US lawmakers are seeking to pass legislation that would give retailers a seat at the negotiating table with banks and credit card companies over interchange fee levels.
The bi-partisan Credit Card Fair Fee Act is being pushed through Congress by democratic House Judiciary Chairman John Conyers and republican representative Bill Shuster.
Similar legislation was first tabled last year. The new bill dispenses with earlier provisions to set up a panel to arbitrate arguments between merchants and banks and to require retailers to pass on interchange savings to customers.
Under the current proposals, merchants would be allowed to enter negotiations with banks to establish rates and terms, while an antitrust attorney from the Department of Justice would be present at the talks.
Revenue from interchange in the US credit card industry reached $48 billion last year, up from $42 billion in 2007 and $36 billion a year earlier.
MasterCard issued a statement saying that if passed, the bill would result in "less credit availability, along with higher prices and reduced benefits when Americans choose to use their credit or debit cards".

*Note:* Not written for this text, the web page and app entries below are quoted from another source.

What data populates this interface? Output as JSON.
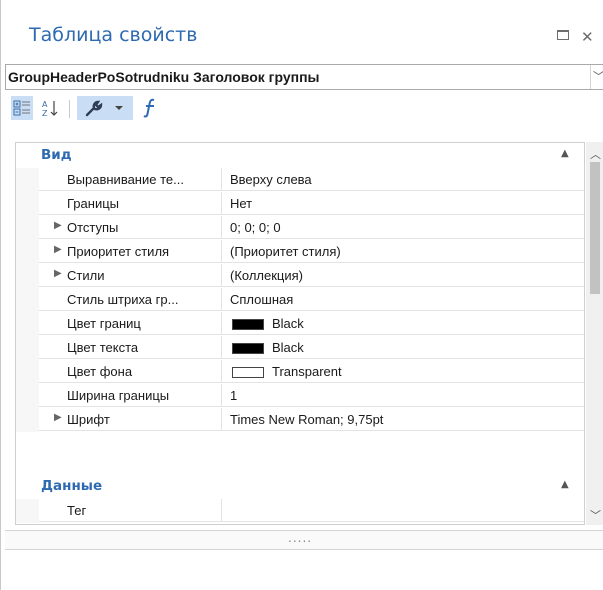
{
  "panel": {
    "title": "Таблица свойств"
  },
  "selector": {
    "text": "GroupHeaderPoSotrudniku   Заголовок группы"
  },
  "toolbar": {
    "buttons": [
      "categorized-icon",
      "alphabetical-icon",
      "properties-wrench-icon",
      "dropdown-arrow-icon",
      "events-function-icon"
    ]
  },
  "grid": {
    "categories": [
      {
        "label": "Вид",
        "rows": [
          {
            "name": "Выравнивание те...",
            "value": "Вверху слева"
          },
          {
            "name": "Границы",
            "value": "Нет"
          },
          {
            "name": "Отступы",
            "value": "0; 0; 0; 0",
            "expandable": true
          },
          {
            "name": "Приоритет стиля",
            "value": "(Приоритет стиля)",
            "expandable": true
          },
          {
            "name": "Стили",
            "value": "(Коллекция)",
            "expandable": true
          },
          {
            "name": "Стиль штриха гр...",
            "value": "Сплошная"
          },
          {
            "name": "Цвет границ",
            "value": "Black",
            "swatch": "#000000"
          },
          {
            "name": "Цвет текста",
            "value": "Black",
            "swatch": "#000000"
          },
          {
            "name": "Цвет фона",
            "value": "Transparent",
            "swatch": "#ffffff"
          },
          {
            "name": "Ширина границы",
            "value": "1"
          },
          {
            "name": "Шрифт",
            "value": "Times New Roman; 9,75pt",
            "expandable": true
          }
        ]
      },
      {
        "label": "Данные",
        "rows": [
          {
            "name": "Тег",
            "value": ""
          }
        ]
      }
    ]
  },
  "splitter": {
    "grip": "....."
  },
  "colors": {
    "accent": "#2e6ab1",
    "toolbar_active": "#c9def5"
  }
}
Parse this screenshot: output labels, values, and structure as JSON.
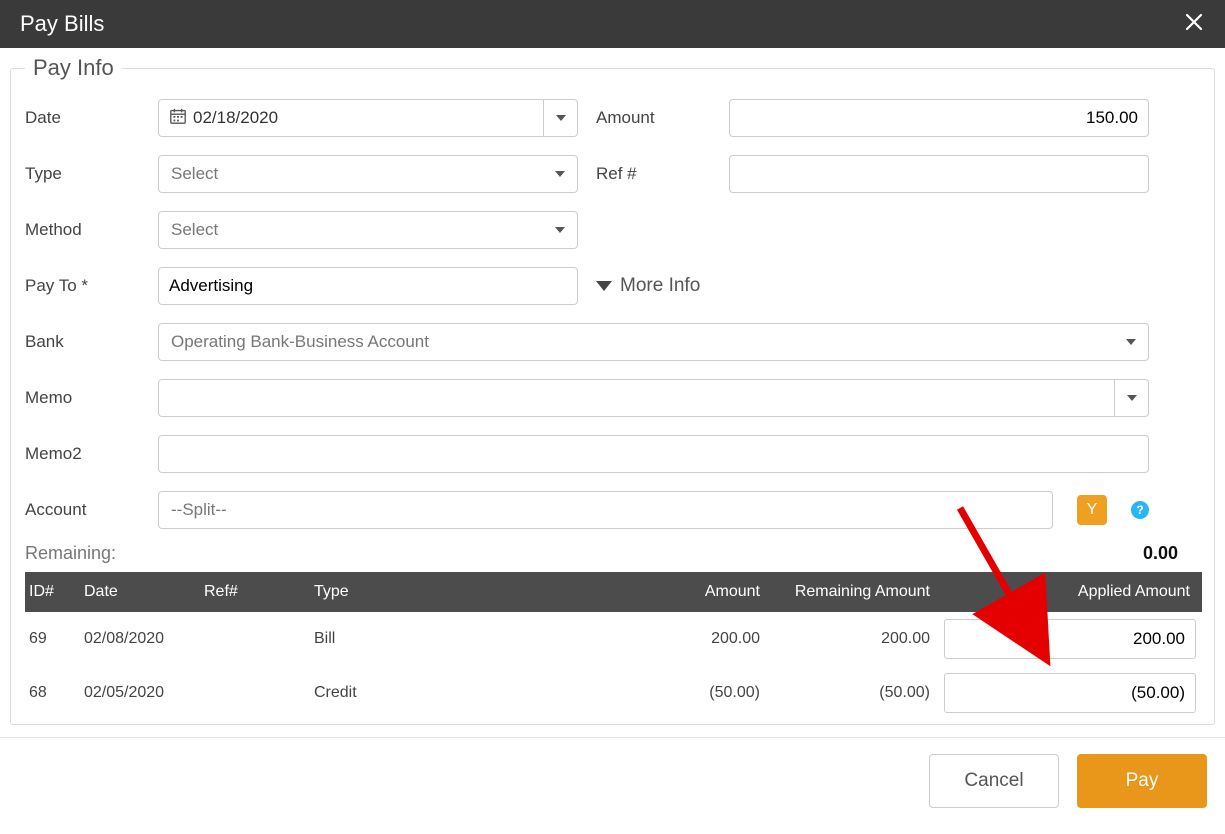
{
  "titlebar": {
    "title": "Pay Bills"
  },
  "fieldset": {
    "legend": "Pay Info"
  },
  "labels": {
    "date": "Date",
    "type": "Type",
    "method": "Method",
    "payto": "Pay To *",
    "bank": "Bank",
    "memo": "Memo",
    "memo2": "Memo2",
    "account": "Account",
    "amount": "Amount",
    "ref": "Ref #",
    "more": "More Info",
    "remaining": "Remaining:"
  },
  "values": {
    "date": "02/18/2020",
    "type": "Select",
    "method": "Select",
    "payto": "Advertising",
    "bank": "Operating Bank-Business Account",
    "memo": "",
    "memo2": "",
    "account": "--Split--",
    "amount": "150.00",
    "ref": "",
    "remaining": "0.00",
    "y": "Y",
    "help": "?"
  },
  "table": {
    "headers": {
      "id": "ID#",
      "date": "Date",
      "ref": "Ref#",
      "type": "Type",
      "amount": "Amount",
      "remaining": "Remaining Amount",
      "applied": "Applied Amount"
    },
    "rows": [
      {
        "id": "69",
        "date": "02/08/2020",
        "ref": "",
        "type": "Bill",
        "amount": "200.00",
        "remaining": "200.00",
        "applied": "200.00"
      },
      {
        "id": "68",
        "date": "02/05/2020",
        "ref": "",
        "type": "Credit",
        "amount": "(50.00)",
        "remaining": "(50.00)",
        "applied": "(50.00)"
      }
    ]
  },
  "footer": {
    "cancel": "Cancel",
    "pay": "Pay"
  }
}
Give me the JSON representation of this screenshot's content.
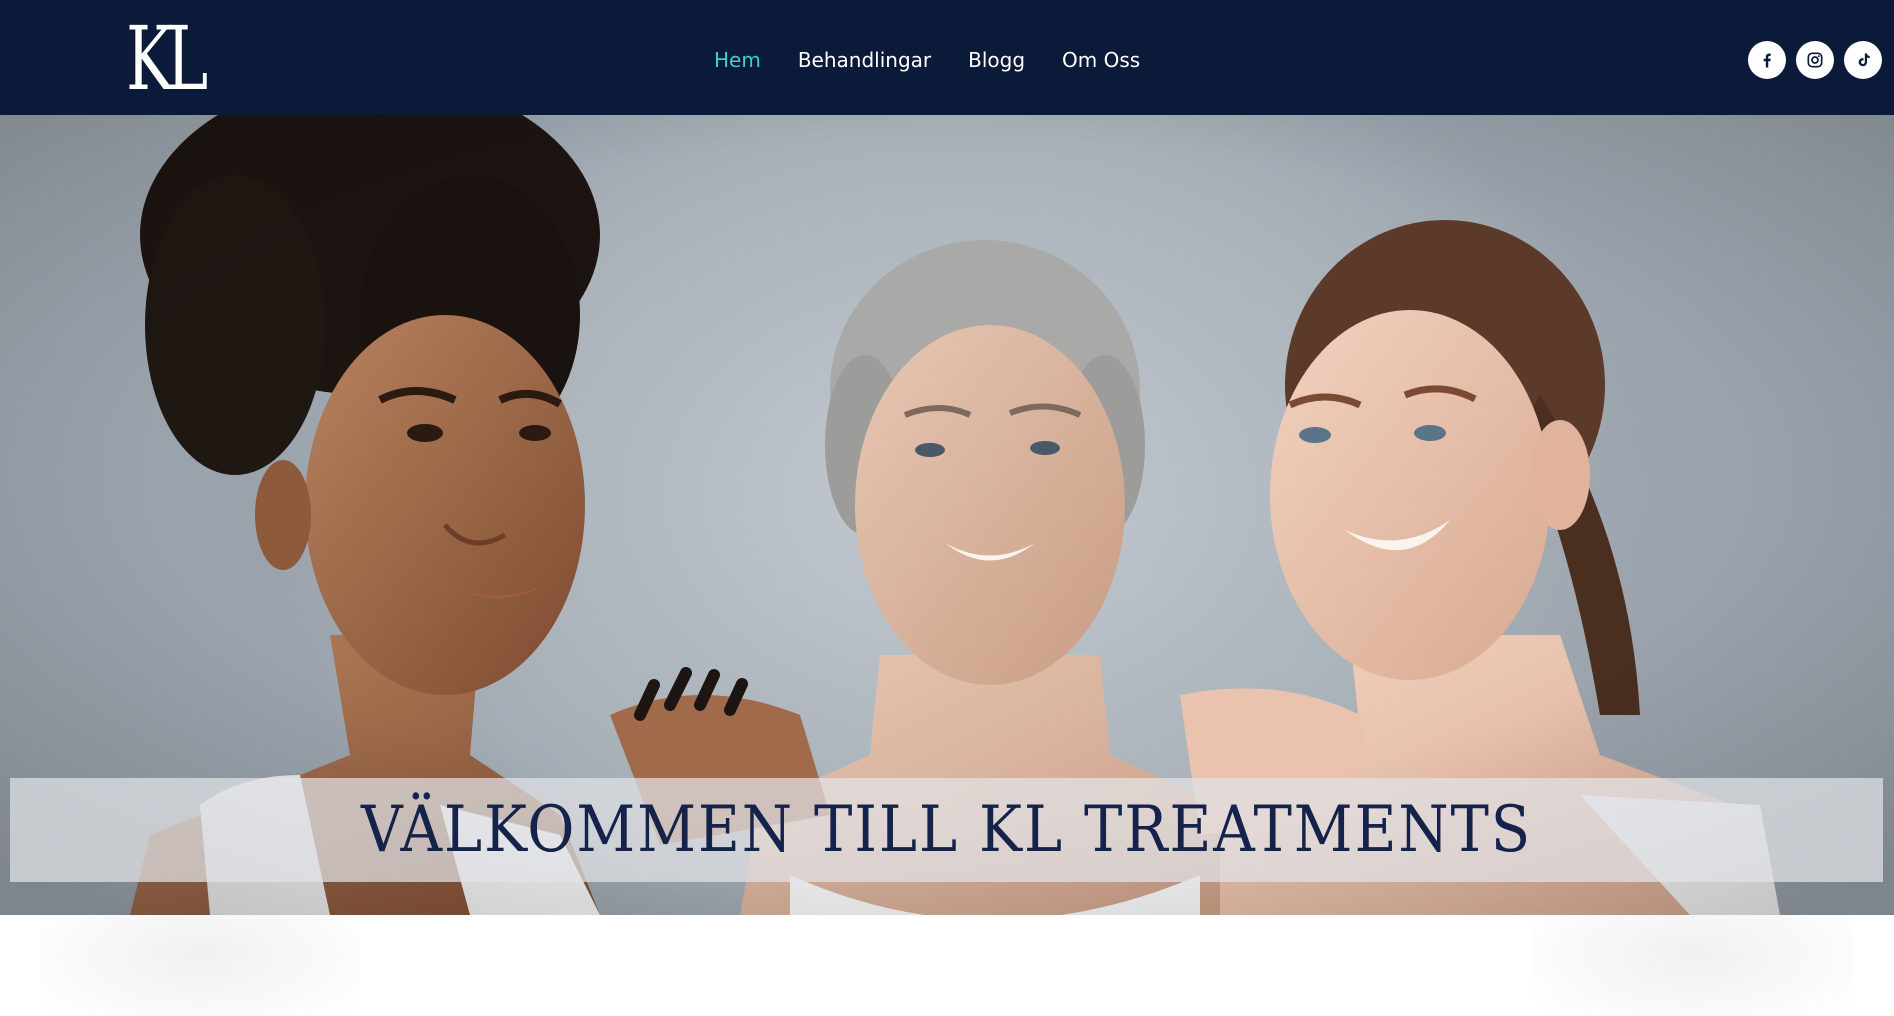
{
  "header": {
    "logo_text": "KL",
    "nav": [
      {
        "label": "Hem",
        "active": true
      },
      {
        "label": "Behandlingar",
        "active": false
      },
      {
        "label": "Blogg",
        "active": false
      },
      {
        "label": "Om Oss",
        "active": false
      }
    ],
    "social": [
      {
        "icon": "facebook-icon"
      },
      {
        "icon": "instagram-icon"
      },
      {
        "icon": "tiktok-icon"
      }
    ]
  },
  "hero": {
    "title": "VÄLKOMMEN TILL KL TREATMENTS",
    "image_subject": "three-women-smiling-photo"
  },
  "colors": {
    "header_bg": "#0b1a38",
    "nav_active": "#3fd0c6",
    "nav_text": "#ffffff",
    "title_text": "#15224a"
  }
}
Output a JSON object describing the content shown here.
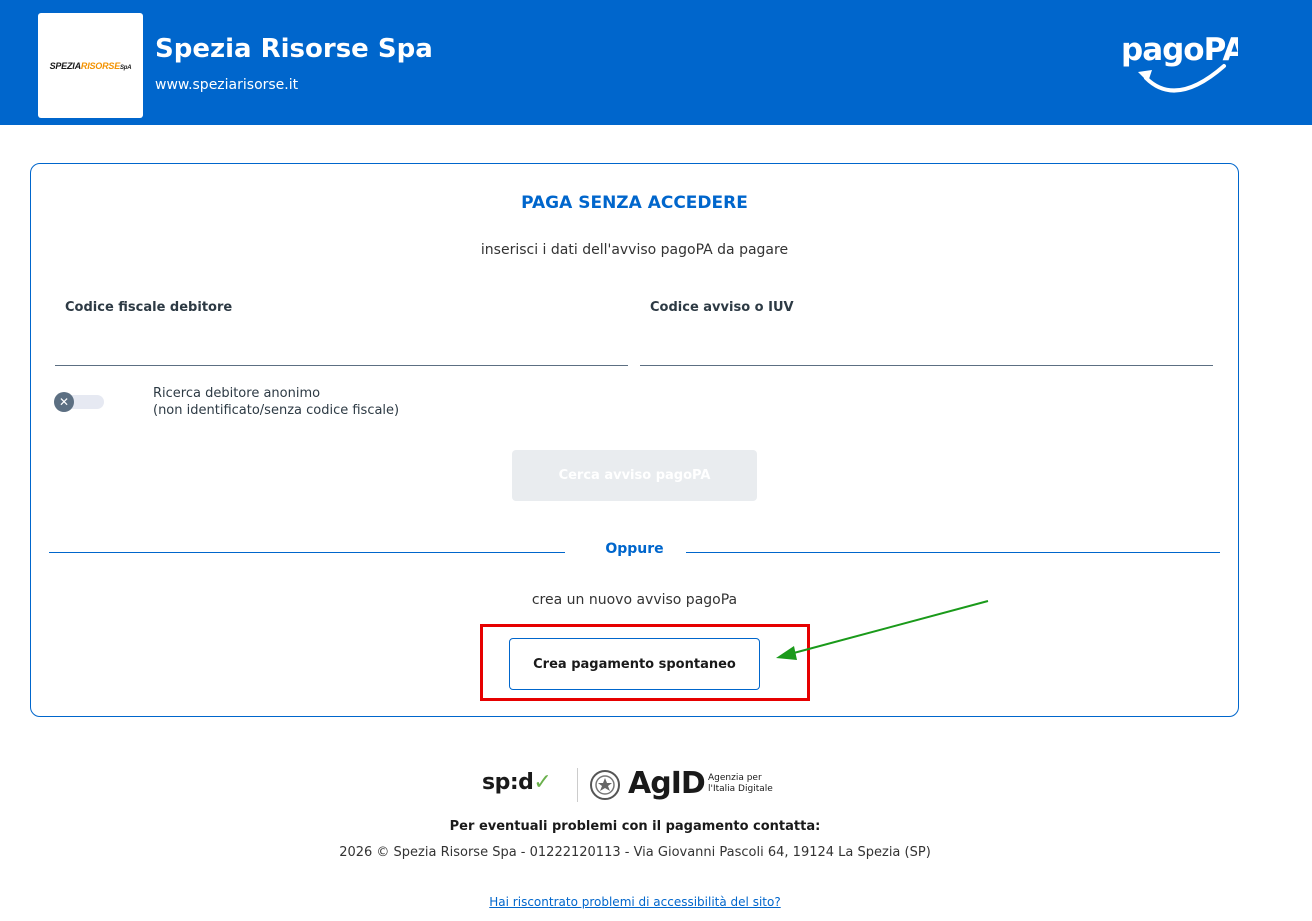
{
  "header": {
    "logo": {
      "part1": "SPEZIA",
      "part2": "RISORSE",
      "part3": "SpA"
    },
    "title": "Spezia Risorse Spa",
    "url": "www.speziarisorse.it",
    "brand_logo_text": "pagoPA",
    "background_color": "#0066cc"
  },
  "card": {
    "title": "PAGA SENZA ACCEDERE",
    "subtitle": "inserisci i dati dell'avviso pagoPA da pagare",
    "fields": {
      "codice_fiscale": {
        "label": "Codice fiscale debitore",
        "value": ""
      },
      "codice_avviso": {
        "label": "Codice avviso o IUV",
        "value": ""
      }
    },
    "toggle": {
      "state": "off",
      "line1": "Ricerca debitore anonimo",
      "line2": "(non identificato/senza codice fiscale)"
    },
    "search_button": "Cerca avviso pagoPA",
    "divider_label": "Oppure",
    "create_text": "crea un nuovo avviso pagoPa",
    "create_button": "Crea pagamento spontaneo",
    "accent_color": "#0066cc",
    "highlight_color": "#e60000",
    "arrow_color": "#1a9a1a"
  },
  "footer": {
    "spid_text": "sp:d",
    "agid_text": "AgID",
    "agid_desc_line1": "Agenzia per",
    "agid_desc_line2": "l'Italia Digitale",
    "contact_label": "Per eventuali problemi con il pagamento contatta:",
    "info": "2026 © Spezia Risorse Spa - 01222120113 - Via Giovanni Pascoli 64, 19124 La Spezia (SP)",
    "accessibility_link": "Hai riscontrato problemi di accessibilità del sito?"
  }
}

The National Retail Federation in contrast welcomed the move. NRF SVP and general counsel Mallory Duncan comments: "In the middle of one of the worst recessions seen in decades, consumers can't continue to pay artificially inflated prices just so the credit card industry can skim profits off the top. It's time for these fees to be brought under control."